The Romans believed that a city was defined by its status, in Lutetia's case, it was the capital of the Parisii tribe. A city's political function mattered most, and distinguished it from mere urban areas or other types of settlements. In terms of urban planning, this function was expressed by the construction of large monuments, particularly a forum that was-even on a modest scale-a reflection of the City, i.e. Rome.
In this sense, in the Roman city of Lutetia that consisted of three centres-the city of the left bank, the Île de la Cité, and the suburbs of the right bank-only the left bank could claim this role. It was not only the largest of the three areas-the regular grid pattern of its layout was typically Roman, and it was the only sector in which, starting in the 2nd century CE, public monuments were constructed. No Early Roman public building has been found on the Île de la Cité or in the suburbs on either bank.

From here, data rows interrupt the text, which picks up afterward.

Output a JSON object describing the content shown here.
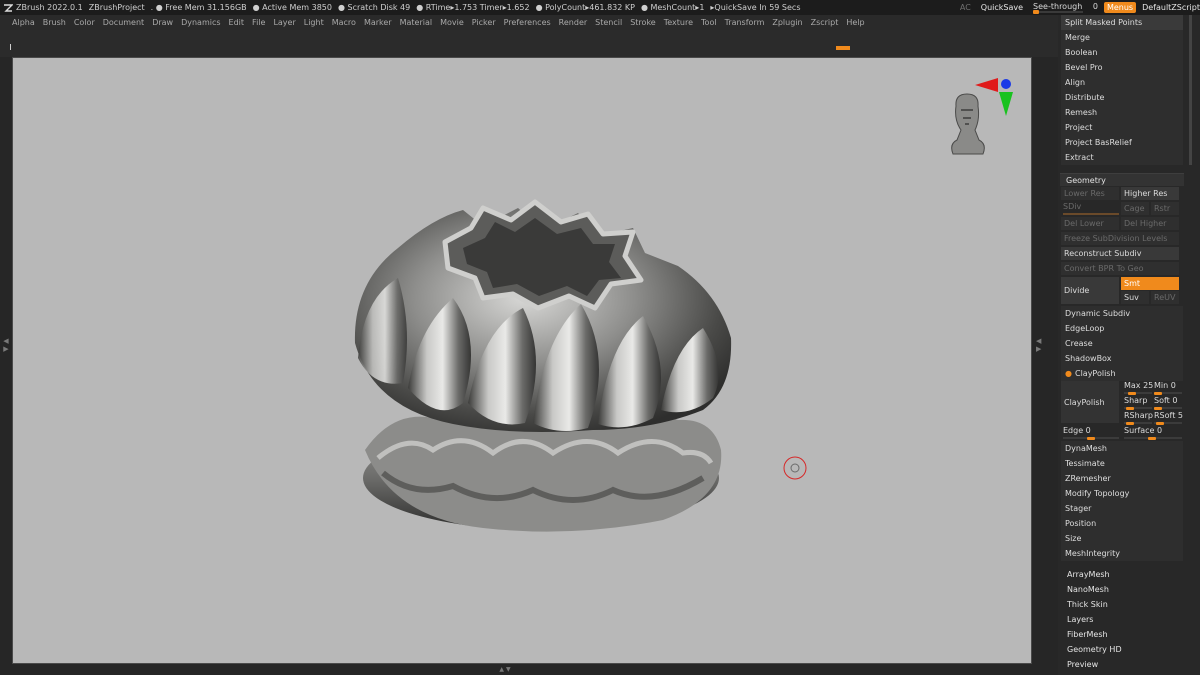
{
  "titlebar": {
    "app": "ZBrush 2022.0.1",
    "project": "ZBrushProject",
    "free_mem": ". ● Free Mem 31.156GB",
    "active_mem": "● Active Mem 3850",
    "scratch": "● Scratch Disk 49",
    "rtime": "● RTime▸1.753 Timer▸1.652",
    "polycount": "● PolyCount▸461.832 KP",
    "meshcount": "● MeshCount▸1",
    "quicksave_timer": "▸QuickSave In 59 Secs",
    "ac": "AC",
    "quicksave": "QuickSave",
    "see_through": "See-through",
    "see_through_value": "0",
    "menus": "Menus",
    "default_zscript": "DefaultZScript"
  },
  "menubar": [
    "Alpha",
    "Brush",
    "Color",
    "Document",
    "Draw",
    "Dynamics",
    "Edit",
    "File",
    "Layer",
    "Light",
    "Macro",
    "Marker",
    "Material",
    "Movie",
    "Picker",
    "Preferences",
    "Render",
    "Stencil",
    "Stroke",
    "Texture",
    "Tool",
    "Transform",
    "Zplugin",
    "Zscript",
    "Help"
  ],
  "subtool_menu": [
    "Split Masked Points",
    "Merge",
    "Boolean",
    "Bevel Pro",
    "Align",
    "Distribute",
    "Remesh",
    "Project",
    "Project BasRelief",
    "Extract"
  ],
  "geometry": {
    "header": "Geometry",
    "lower_res": "Lower Res",
    "higher_res": "Higher Res",
    "sdiv": "SDiv",
    "cage": "Cage",
    "rstr": "Rstr",
    "del_lower": "Del Lower",
    "del_higher": "Del Higher",
    "freeze": "Freeze SubDivision Levels",
    "reconstruct": "Reconstruct Subdiv",
    "convert_bpr": "Convert BPR To Geo",
    "divide": "Divide",
    "smt": "Smt",
    "suv": "Suv",
    "reuv": "ReUV",
    "dynamic_subdiv": "Dynamic Subdiv",
    "edgeloop": "EdgeLoop",
    "crease": "Crease",
    "shadowbox": "ShadowBox",
    "claypolish_header": "ClayPolish",
    "claypolish_btn": "ClayPolish",
    "max_label": "Max 25",
    "min_label": "Min 0",
    "sharp_label": "Sharp",
    "soft_label": "Soft 0",
    "rsharp_label": "RSharp",
    "rsoft_label": "RSoft 5",
    "edge_label": "Edge 0",
    "surface_label": "Surface 0",
    "more": [
      "DynaMesh",
      "Tessimate",
      "ZRemesher",
      "Modify Topology",
      "Stager",
      "Position",
      "Size",
      "MeshIntegrity"
    ]
  },
  "tool_sections": [
    "ArrayMesh",
    "NanoMesh",
    "Thick Skin",
    "Layers",
    "FiberMesh",
    "Geometry HD",
    "Preview"
  ],
  "colors": {
    "accent": "#f08a1c",
    "canvas_bg": "#b8b8b8",
    "gizmo_x": "#e01b1b",
    "gizmo_y": "#19c21f",
    "gizmo_z": "#1a39e6"
  }
}
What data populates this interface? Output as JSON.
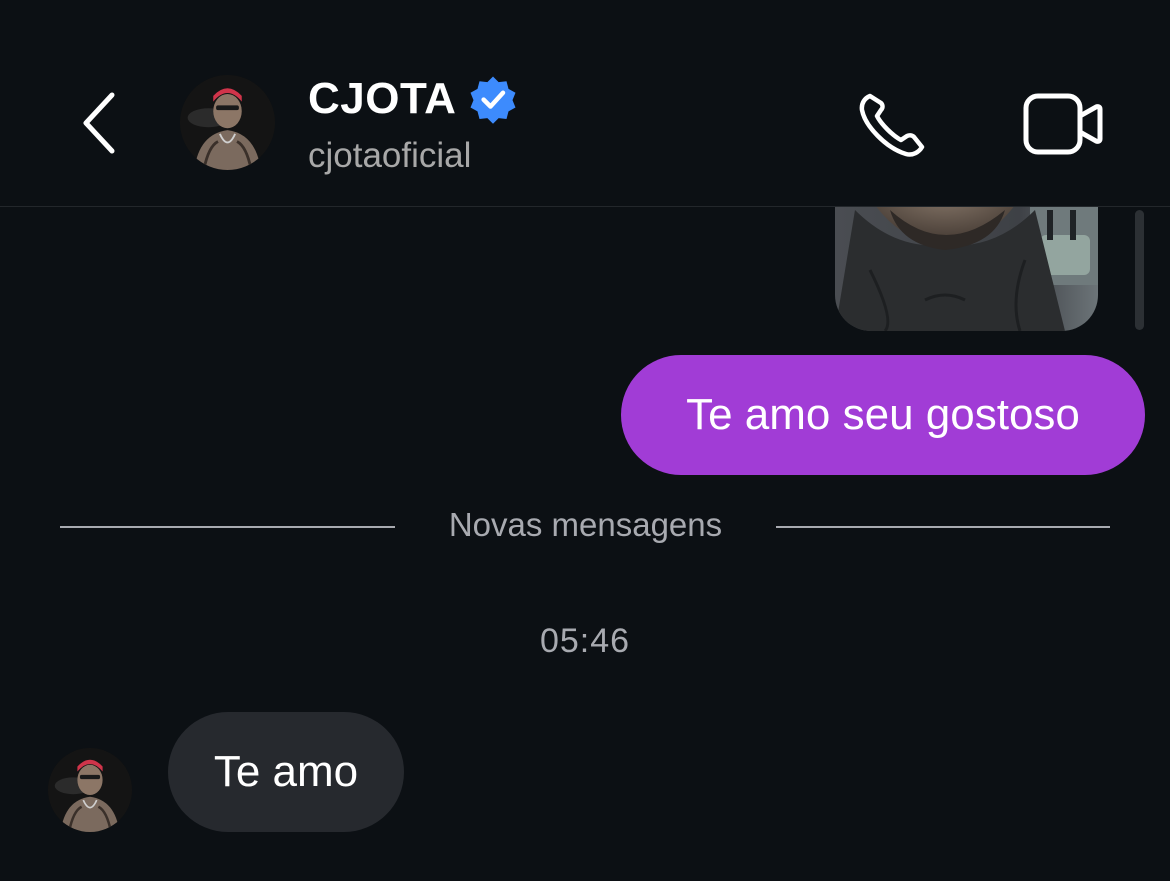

The urban centre of the town was built on the slopes of the Saint-Geneviève hill the suburbs were only peripheral zones of Lutetia.